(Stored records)

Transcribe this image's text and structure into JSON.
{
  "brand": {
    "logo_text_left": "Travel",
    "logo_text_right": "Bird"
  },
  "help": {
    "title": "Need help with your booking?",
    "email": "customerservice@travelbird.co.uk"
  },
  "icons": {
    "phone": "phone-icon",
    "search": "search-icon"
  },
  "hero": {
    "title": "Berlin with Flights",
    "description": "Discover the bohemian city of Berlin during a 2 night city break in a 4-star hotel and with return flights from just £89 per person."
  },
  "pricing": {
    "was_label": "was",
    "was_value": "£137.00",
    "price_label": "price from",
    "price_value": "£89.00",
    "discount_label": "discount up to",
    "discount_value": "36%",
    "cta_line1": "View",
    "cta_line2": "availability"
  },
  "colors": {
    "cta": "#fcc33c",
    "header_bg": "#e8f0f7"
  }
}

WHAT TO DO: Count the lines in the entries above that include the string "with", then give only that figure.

ANSWER: 3